David Birch, a specialist philosophy teacher with charity the Philosophy Foundation, writes:
As someone who teaches philosophy in schools, the biggest hindrance to my lessons, besides blanket indifference, is pupils not giving each other the space in which to speak. Pupils interrupt and shout over each other, sigh to signal their boredom, tell each other to shut up or they deride an idea with laughter.
Indeed, this behaviour is not simply an obstacle to the lessons, it is antithetical to them. It is behaviour that betrays a phobia of listening or of being listened to, a phobia of being immersed in conversation.
I have been trained to eliminate all this by adopting the parlance of schools and insisting that in philosophy lessons my pupils “respect” one another. A tense or combative atmosphere is the problem and respect is the solution. That’s the idea, but I have never been fluent in the language of respect, and I wonder whether we would do better to jettison it, whether there are better words to hand, whether respect may actually be part of the problem rather than the solution.
To put it simply, when we tell pupils to respect each other we are telling them not to disrespect each other. To disrespect someone is to belittle them, to treat them as worthless, beneath you, of little importance.
Respect serves to maintain an equality of status and value. Though this may sound like an admirable aim, it is also a delicate and high stakes approach, for disrespect is a kind of theft, it is the loss of something, and the question then is: How do we recover what we have lost? If one pupil tells another to shut up, they have disrespected them, they have robbed them of their worth, and what often follows is retaliation and resentment; we are faced with a race to the bottom in which each pupil attempts to recover their worth by taking that of the other. “I shall maintain my value by diminishing yours” – this becomes the name of the game.
A similar situation can also play out for the teacher. The vexatious conditional is this: If we are not being respected, we are being disrespected. This formula effects a change of aspect in which we see mere recalcitrance as a personal affront or assault. Valorising respect creates an inverse relation between our status and our pupils’ poor behaviour. Disrespect is theft, forceful repossession is the answer; and this repossession can be particularly inimical when a teacher is involved. Because the teacher’s status is predicated on authority, it can only be repatriated with force. Dignified silence is not an option.
Silence, however, is an option for the pupil. Rather than retaliate, they may instead endure the ignominy. But what, then, can we do for them? Respect makes it harder for us to help other people. It safeguards pride, which is something that others can easily damage yet hardly repair.
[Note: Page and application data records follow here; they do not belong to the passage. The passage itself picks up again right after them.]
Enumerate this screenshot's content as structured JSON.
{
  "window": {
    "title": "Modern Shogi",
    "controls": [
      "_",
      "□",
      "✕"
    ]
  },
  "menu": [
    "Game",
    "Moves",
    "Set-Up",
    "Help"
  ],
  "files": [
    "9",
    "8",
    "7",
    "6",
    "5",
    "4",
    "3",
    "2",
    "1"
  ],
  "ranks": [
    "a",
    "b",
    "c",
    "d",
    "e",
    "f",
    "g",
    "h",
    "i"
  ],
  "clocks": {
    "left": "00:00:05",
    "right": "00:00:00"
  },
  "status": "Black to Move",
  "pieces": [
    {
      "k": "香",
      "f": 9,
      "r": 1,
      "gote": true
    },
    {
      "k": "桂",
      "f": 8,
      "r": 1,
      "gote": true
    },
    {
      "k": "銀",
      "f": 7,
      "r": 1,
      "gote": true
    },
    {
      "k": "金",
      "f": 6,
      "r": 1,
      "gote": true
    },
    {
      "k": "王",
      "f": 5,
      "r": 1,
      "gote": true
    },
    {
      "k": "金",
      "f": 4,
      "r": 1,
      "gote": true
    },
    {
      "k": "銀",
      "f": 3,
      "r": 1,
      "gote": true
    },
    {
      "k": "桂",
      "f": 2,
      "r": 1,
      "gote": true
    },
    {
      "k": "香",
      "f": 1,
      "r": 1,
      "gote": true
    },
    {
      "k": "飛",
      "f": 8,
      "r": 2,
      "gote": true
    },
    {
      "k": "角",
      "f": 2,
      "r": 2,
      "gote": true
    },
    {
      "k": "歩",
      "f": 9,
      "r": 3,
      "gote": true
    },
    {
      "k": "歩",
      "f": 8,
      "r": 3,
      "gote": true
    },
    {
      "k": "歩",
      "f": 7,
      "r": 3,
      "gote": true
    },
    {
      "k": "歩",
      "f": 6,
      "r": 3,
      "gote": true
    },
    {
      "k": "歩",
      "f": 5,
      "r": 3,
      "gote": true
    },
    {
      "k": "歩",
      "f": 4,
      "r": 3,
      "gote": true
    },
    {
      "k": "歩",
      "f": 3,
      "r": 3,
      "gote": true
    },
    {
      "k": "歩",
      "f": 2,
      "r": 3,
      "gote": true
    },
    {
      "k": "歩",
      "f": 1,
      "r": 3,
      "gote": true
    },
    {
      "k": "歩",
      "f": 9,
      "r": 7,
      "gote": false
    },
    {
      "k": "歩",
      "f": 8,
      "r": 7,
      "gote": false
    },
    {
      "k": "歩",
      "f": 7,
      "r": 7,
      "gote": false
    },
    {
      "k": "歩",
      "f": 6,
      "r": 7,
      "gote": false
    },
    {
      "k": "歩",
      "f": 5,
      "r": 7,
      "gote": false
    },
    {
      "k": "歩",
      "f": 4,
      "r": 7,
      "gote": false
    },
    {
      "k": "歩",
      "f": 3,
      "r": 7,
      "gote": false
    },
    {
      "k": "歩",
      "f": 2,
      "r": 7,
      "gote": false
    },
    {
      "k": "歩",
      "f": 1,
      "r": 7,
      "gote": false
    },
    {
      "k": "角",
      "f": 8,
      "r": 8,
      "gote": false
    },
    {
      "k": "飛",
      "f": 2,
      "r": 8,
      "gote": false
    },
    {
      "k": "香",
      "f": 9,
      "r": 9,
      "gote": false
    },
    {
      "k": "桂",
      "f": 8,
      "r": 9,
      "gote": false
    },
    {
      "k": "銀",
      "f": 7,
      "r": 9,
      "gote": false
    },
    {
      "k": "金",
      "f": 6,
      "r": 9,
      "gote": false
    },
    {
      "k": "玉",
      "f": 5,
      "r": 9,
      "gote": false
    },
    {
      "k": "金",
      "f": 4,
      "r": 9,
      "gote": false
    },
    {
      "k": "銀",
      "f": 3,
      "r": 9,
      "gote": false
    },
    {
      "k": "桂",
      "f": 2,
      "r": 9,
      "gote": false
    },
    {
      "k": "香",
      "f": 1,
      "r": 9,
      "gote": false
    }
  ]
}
An injury to your sense of worth sends you spiralling into self-doubt and self-judgement. The loss of pride is shame and shame is exile. It isolates us. A morality of respect implicitly seals us off from each other. Respect is an ideal buoyed upon the precarious surface of a shame culture. It makes everything personal and leaves nothing personable.
If someone feels disrespected, the cure is to restore their sense of worth. But if someone is hurt, the cure is something more like love; the sort of unremarkable love that our everyday lives are built upon, the kind that we barely register because it’s diffuse in the air we breathe. We often call this sort of love kindness, and it depends upon and sustains the idea of our mutual kindness. By telling pupils to be kind, we are emphasising that they are of the same kind. By telling them to be respectful, we are stressing that they are of equal value.
These two approaches may seem similar, but they are worlds apart. Kindness engenders solidarity; respect does not, because treating people as equals is a way of not treating them as intimates. And certainly, for philosophy lessons at least, solidarity is essential. One’s feelings about this, however, will be reflective more generally of one’s feelings about the proper relationship not just within, but with one’s class: Is it a relationship of tolerant and co-operative professionalism, or is it one of solidarity? Squeezing the question into a false but illuminating dichotomy: Should your pupils be more like clients or friends?
Kindness, of course, is pleasurable. It is something that we both like to give and like to receive. Because respect addresses equality rather than intimacy, it offers no particular pleasures. But telling pupils to be kind not only tells them how to treat one another, it suggests that there is something to be gotten from each other.
Kindness is one alternative to respect, and there are certainly others. Sometimes I feel it fitting to tell my pupils to be cool rather than kind. Respect is demanding (note that it would be absurd to demand kindness), and kindness doesn’t always hit the spot because not everyone is a source of pleasure.
Coolness maintains society without necessitating intimacy. To be cool is to be yourself without apology or force, without inhibition or domination. This is particularly apposite for philosophy lessons: compel others but don’t coerce them, influence but don’t indoctrinate.
Besides coolness, I am, at other times, quite taken with the 18th century philosopher Edmund Burke’s thought that civilisation depends upon the “spirit of a gentleman”. It feels quaint, but is there any clear reason why we should not do better to advocate gentleness in schools over respect?
Teenagers are already up to their necks in anxieties about status and worth. By using the language of respect we are sustaining a culture of shame. A paradigm shift is needed. To effect this shift we might start, quite simply, by experimenting with new words, trying them on for size. We might, for instance, start talking about gentleness, politeness, considerateness, kindness or coolness; any one, or all of these things, just not respect.